||Phishing: Constant Vigilance
2018-11-21T16:22:32+00:00 21/11/2018|Tags: , , , , , |

By: Chris Mermigas, Senior Corporate Counsel, USA Region 

Valid’s different business offerings focus on the secure side of innovation whether it be protecting the identity on a credit card or driver’s license or protecting our clients’ confidential information. In this digital age, a thief is no longer dropping in from the ventilation system to steal files from computers. The thief now manipulates a keyboard or phone from anywhere in the world impersonating your boss, a CEO, a customer, your bank or even a government agent. Such fraudulent identities assumed in emails, sent from seemingly respectable companies or individuals, target unsuspecting users in order to solicit personal and confidential information, or money. This dangerous, widespread practice is known as “phishing.” The two most prevalent forms of phishing in a corporate setting are (1) impersonating a corporate executive asking for gift card, banking information and/or confidential information, and (2) impersonating a reputable company with a hyperlink that, when clicked on, exposes the computer to malicious software and/or unauthorized access.

The first type of phishing – a corporate executive asking for gift card, banking information and/or confidential information – can be difficult to question but easy to identify. Examples of this type of phishing include but are not limited to:

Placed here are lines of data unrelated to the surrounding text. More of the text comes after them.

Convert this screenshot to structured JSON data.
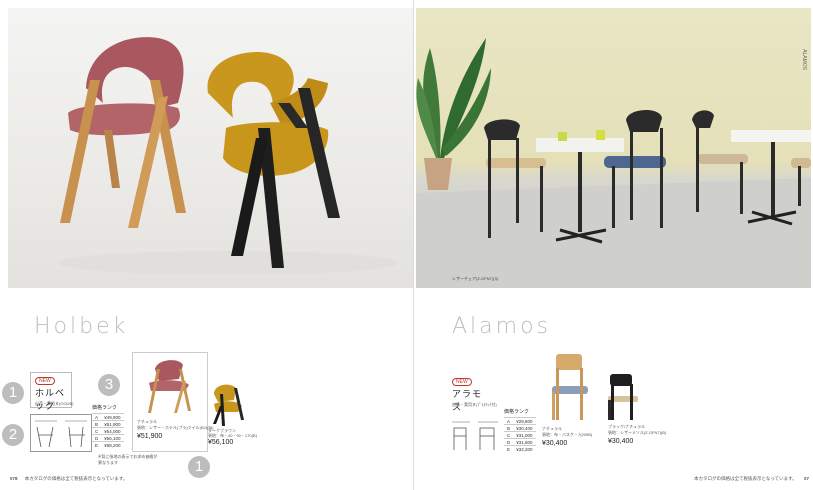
{
  "left": {
    "series_name": "Holbek",
    "product_jname": "ホルベック",
    "new_tag": "NEW",
    "size_note": "出荷・実用ヌ(OOUB)",
    "rank_title": "価格ランク",
    "rank_rows": [
      {
        "rank": "A",
        "price": "¥49,900"
      },
      {
        "rank": "B",
        "price": "¥51,900"
      },
      {
        "rank": "C",
        "price": "¥54,000"
      },
      {
        "rank": "D",
        "price": "¥56,100"
      },
      {
        "rank": "E",
        "price": "¥58,200"
      }
    ],
    "rank_note": "※背に張地の表示でお求め価格が異なります",
    "variant1": {
      "name": "ナチュラル",
      "spec": "張地：レザー・ホテル(プラ)ツイル(B2)(Bi)",
      "price": "¥51,900"
    },
    "variant2": {
      "name": "ダークブラウン",
      "spec": "張地：布・40・90・170(B)",
      "price": "¥56,100"
    },
    "callouts": [
      "1",
      "2",
      "3",
      "1"
    ],
    "page_number": "078",
    "footer_note": "本カタログの価格は全て税抜表示となっています。"
  },
  "right": {
    "series_name": "Alamos",
    "product_jname": "アラモス",
    "new_tag": "NEW",
    "size_note": "出荷・実用ヌ(ﾌﾟﾗｽﾁｯｸ付)",
    "photo_caption": "レザーチェア(Z-GFN7)(3)",
    "rank_title": "価格ランク",
    "rank_rows": [
      {
        "rank": "A",
        "price": "¥29,800"
      },
      {
        "rank": "B",
        "price": "¥30,400"
      },
      {
        "rank": "C",
        "price": "¥31,000"
      },
      {
        "rank": "D",
        "price": "¥31,600"
      },
      {
        "rank": "E",
        "price": "¥32,200"
      }
    ],
    "variant1": {
      "name": "ナチュラル",
      "spec": "張地：布・バスケ・7(200B)",
      "price": "¥30,400"
    },
    "variant2": {
      "name": "ブラック/ナチュラル",
      "spec": "張地：レザーメソル(Z-GFN7)(B)",
      "price": "¥30,400"
    },
    "side_tab": "ALAMOS",
    "page_number": "07",
    "footer_note": "本カタログの価格は全て税抜表示となっています。"
  }
}
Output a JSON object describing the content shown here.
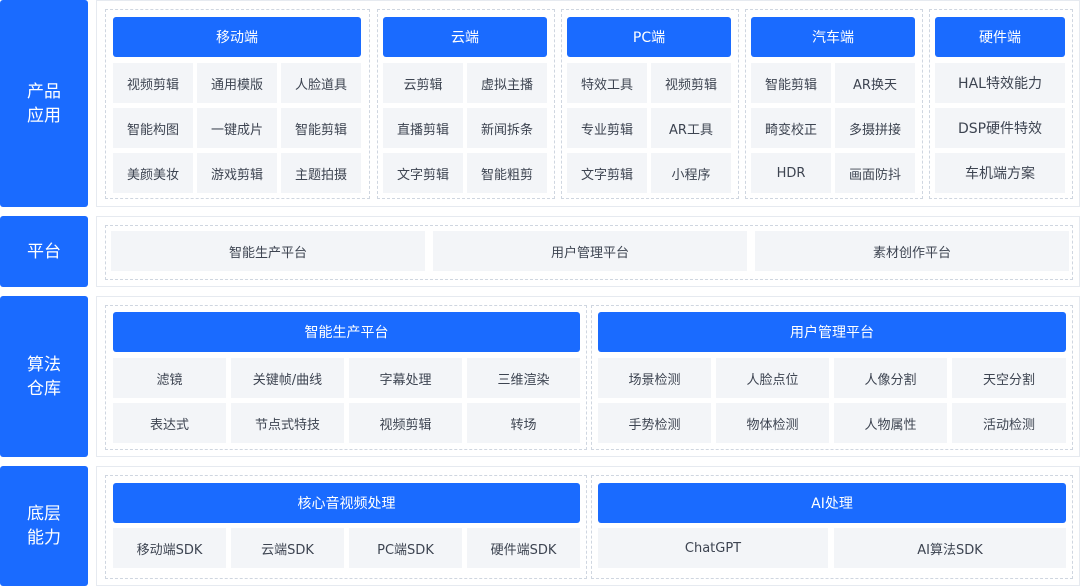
{
  "rows": {
    "product": {
      "label": [
        "产品",
        "应用"
      ],
      "groups": [
        {
          "title": "移动端",
          "items": [
            "视频剪辑",
            "通用模版",
            "人脸道具",
            "智能构图",
            "一键成片",
            "智能剪辑",
            "美颜美妆",
            "游戏剪辑",
            "主题拍摄"
          ]
        },
        {
          "title": "云端",
          "items": [
            "云剪辑",
            "虚拟主播",
            "直播剪辑",
            "新闻拆条",
            "文字剪辑",
            "智能粗剪"
          ]
        },
        {
          "title": "PC端",
          "items": [
            "特效工具",
            "视频剪辑",
            "专业剪辑",
            "AR工具",
            "文字剪辑",
            "小程序"
          ]
        },
        {
          "title": "汽车端",
          "items": [
            "智能剪辑",
            "AR换天",
            "畸变校正",
            "多摄拼接",
            "HDR",
            "画面防抖"
          ]
        },
        {
          "title": "硬件端",
          "items": [
            "HAL特效能力",
            "DSP硬件特效",
            "车机端方案"
          ]
        }
      ]
    },
    "platform": {
      "label": [
        "平台"
      ],
      "items": [
        "智能生产平台",
        "用户管理平台",
        "素材创作平台"
      ]
    },
    "algorithm": {
      "label": [
        "算法",
        "仓库"
      ],
      "groups": [
        {
          "title": "智能生产平台",
          "items": [
            "滤镜",
            "关键帧/曲线",
            "字幕处理",
            "三维渲染",
            "表达式",
            "节点式特技",
            "视频剪辑",
            "转场"
          ]
        },
        {
          "title": "用户管理平台",
          "items": [
            "场景检测",
            "人脸点位",
            "人像分割",
            "天空分割",
            "手势检测",
            "物体检测",
            "人物属性",
            "活动检测"
          ]
        }
      ]
    },
    "base": {
      "label": [
        "底层",
        "能力"
      ],
      "groups": [
        {
          "title": "核心音视频处理",
          "items": [
            "移动端SDK",
            "云端SDK",
            "PC端SDK",
            "硬件端SDK"
          ]
        },
        {
          "title": "AI处理",
          "items": [
            "ChatGPT",
            "AI算法SDK"
          ]
        }
      ]
    }
  },
  "colors": {
    "accent": "#1a6bff",
    "cell_bg": "#f3f5f8",
    "border": "#cfd6e0"
  }
}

  • An email from a corporate executive requesting gift cards to be mailed to an unknown location or texted to an unknown phone number.
  • An email from a colleague asking you for product samples to be sent to an unknown business or address.
  • An email from a corporate executive or an employee requesting banking information.
  • An email from a corporate executive requesting a wire transfer.
  • More prevalent in personal setting rather than corporate setting: A phone call from the IRS stating that a warrant has been issued against you or a case is about to be filed against you.

These are only a few of the devious ways in which this type of phishing can occur. Sometimes the phishing attempt can be difficult to identify or risky to question. It is not easy for anyone to question a request from a corporate executive or a government agent. However, it is essential that you question anything that looks or sounds wrong, confirm the identity of the contact and don’t be afraid to ask your legal or IT department for assistance.

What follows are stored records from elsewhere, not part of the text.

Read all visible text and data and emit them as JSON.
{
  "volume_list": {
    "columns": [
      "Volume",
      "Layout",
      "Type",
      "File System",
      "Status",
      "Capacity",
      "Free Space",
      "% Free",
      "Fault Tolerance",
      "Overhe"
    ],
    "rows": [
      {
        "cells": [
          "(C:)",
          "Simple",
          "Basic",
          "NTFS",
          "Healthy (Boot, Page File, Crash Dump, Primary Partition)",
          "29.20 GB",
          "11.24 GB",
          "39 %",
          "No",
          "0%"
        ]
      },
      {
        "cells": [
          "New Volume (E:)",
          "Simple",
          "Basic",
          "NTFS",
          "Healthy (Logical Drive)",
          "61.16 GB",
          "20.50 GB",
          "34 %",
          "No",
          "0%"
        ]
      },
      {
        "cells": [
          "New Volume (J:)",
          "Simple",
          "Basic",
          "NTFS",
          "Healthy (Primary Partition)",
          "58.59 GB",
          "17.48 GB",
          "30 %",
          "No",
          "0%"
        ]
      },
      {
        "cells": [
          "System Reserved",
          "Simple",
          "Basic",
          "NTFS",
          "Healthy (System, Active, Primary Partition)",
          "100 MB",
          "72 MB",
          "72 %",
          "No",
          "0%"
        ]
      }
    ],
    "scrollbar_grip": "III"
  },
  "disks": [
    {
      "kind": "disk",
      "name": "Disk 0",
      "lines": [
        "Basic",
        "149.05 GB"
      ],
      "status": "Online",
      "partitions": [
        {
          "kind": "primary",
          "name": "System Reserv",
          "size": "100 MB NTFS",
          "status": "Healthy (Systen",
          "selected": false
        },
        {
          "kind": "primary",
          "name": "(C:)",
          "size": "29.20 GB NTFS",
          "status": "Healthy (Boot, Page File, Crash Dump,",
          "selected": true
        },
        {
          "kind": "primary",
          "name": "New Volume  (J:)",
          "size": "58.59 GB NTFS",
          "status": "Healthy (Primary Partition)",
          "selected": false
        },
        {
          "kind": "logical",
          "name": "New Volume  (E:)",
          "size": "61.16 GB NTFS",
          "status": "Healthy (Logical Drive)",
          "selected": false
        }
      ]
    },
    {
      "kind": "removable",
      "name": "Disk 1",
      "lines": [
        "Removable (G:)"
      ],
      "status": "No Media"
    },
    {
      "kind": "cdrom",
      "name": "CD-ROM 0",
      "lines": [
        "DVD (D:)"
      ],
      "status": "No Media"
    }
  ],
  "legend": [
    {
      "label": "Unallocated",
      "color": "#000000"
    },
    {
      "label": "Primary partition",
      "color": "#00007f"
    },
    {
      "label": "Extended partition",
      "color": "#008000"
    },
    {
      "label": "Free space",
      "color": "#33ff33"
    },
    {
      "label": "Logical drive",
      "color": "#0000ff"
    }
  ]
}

The second type of phishing – impersonating a reputable company with a malicious hyperlink – can jeopardize the company’s security with a simple click of your mouse. Everyone knows not to take candy from strangers, but in this digital age, never click on links unless you are 100% certain they are safe. Examples of this type of hyperlink phishing include, but are not limited to:

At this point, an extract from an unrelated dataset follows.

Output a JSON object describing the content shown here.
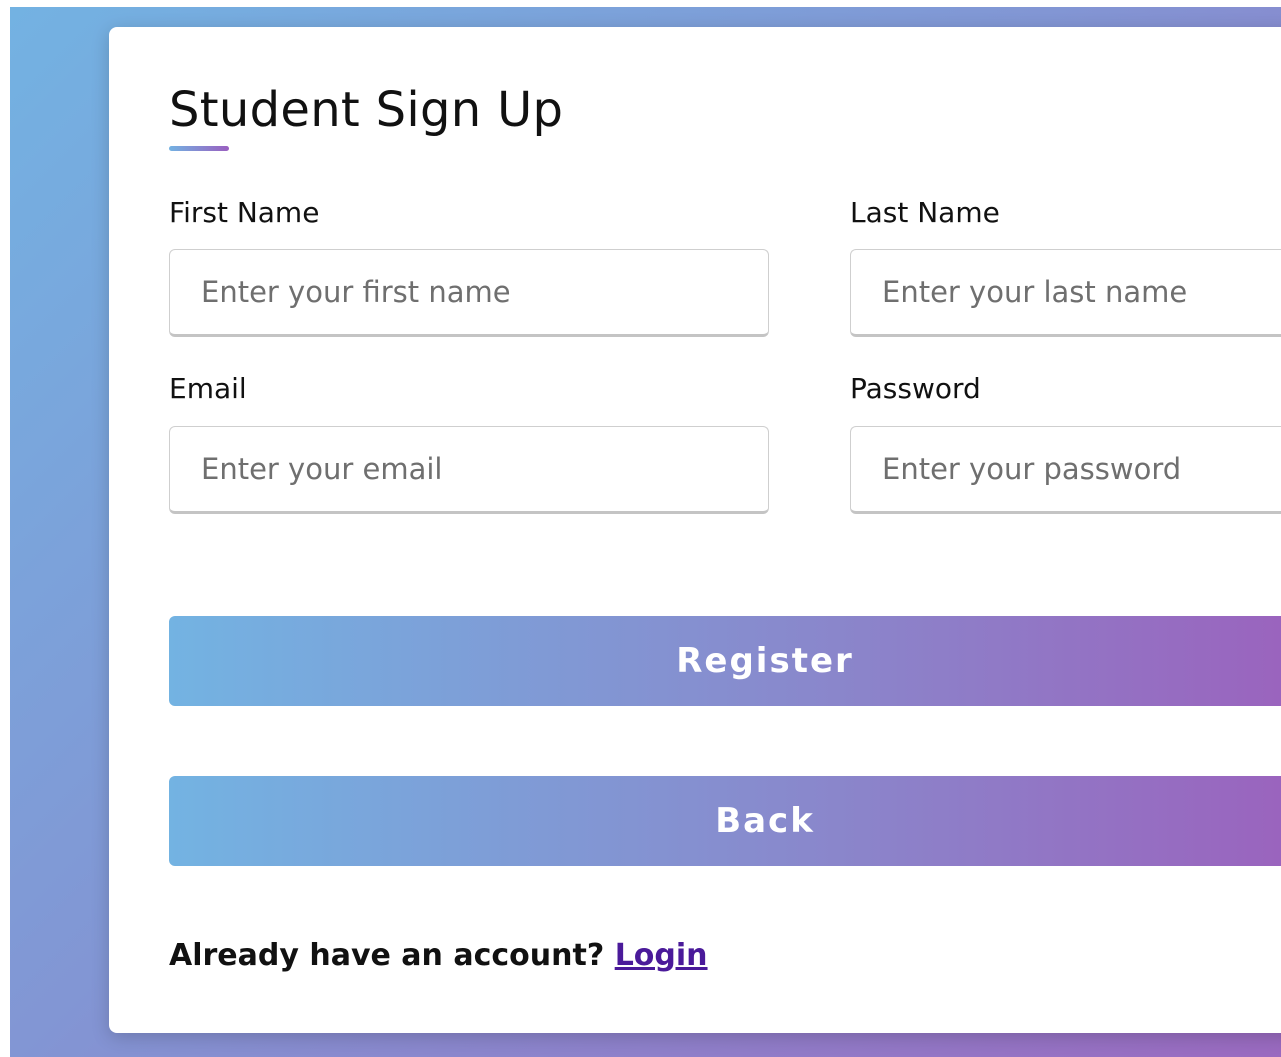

  • A file sharing email asking you to view or review a document.
  • An email requesting the user to view a news story or item.
  • An email that appears similar to a corporate Human Resources system.
  • An email that appears to originate from your bank or credit card company.

Again, these are only a few of the countless variations of deceptive emails that trick the user into clicking on a link that contains malware or redirects the user to a page that requires them to input private, confidential or login information.

There are many ways for a cyber-criminal to breach a secure network or steal information, and there is no fool proof defense to prevent it. There is no guarantee that the corporate IT department can block all the phishing emails, or that your email system can SPAM them. The best defense is constant vigilance, which should include consistently doing the following:

  1. Do not click on links or attachments from unknown senders you do not recognize.
  2. Be especially cautious when opening attachments or clicking on links from external sources from outside the company.
  3. Scrutinize sender email addresses, looking for suspicious or misleading domain names.
  4. Do not provide sensitive personal information in emails (such as usernames and passwords).
  5. Hold your computer cursor over a link to inspect the web address/URL to investigate whether they are legitimate and not imposter sites.
  6. Do not try to open a shared document that you are not expecting to receive.
  7. If you receive an email that does not look right, or if you are unsure of an email’s legitimacy, DO NOT RESPOND. Instead, call the sender on the phone to verify the email or contact your IT Department to investigate.

Phishing has been a serious, constant cyber threat for both personal and corporate systems for many years, and the threat is not abating anytime soon. Moreover, people who phish find devious and nefarious ways to trick people into falling for their scams. It is important to be vigilant and to be mindful about not clinking on unknown links. No one should ever request personal information, usernames, passwords, bank information or money from you via email.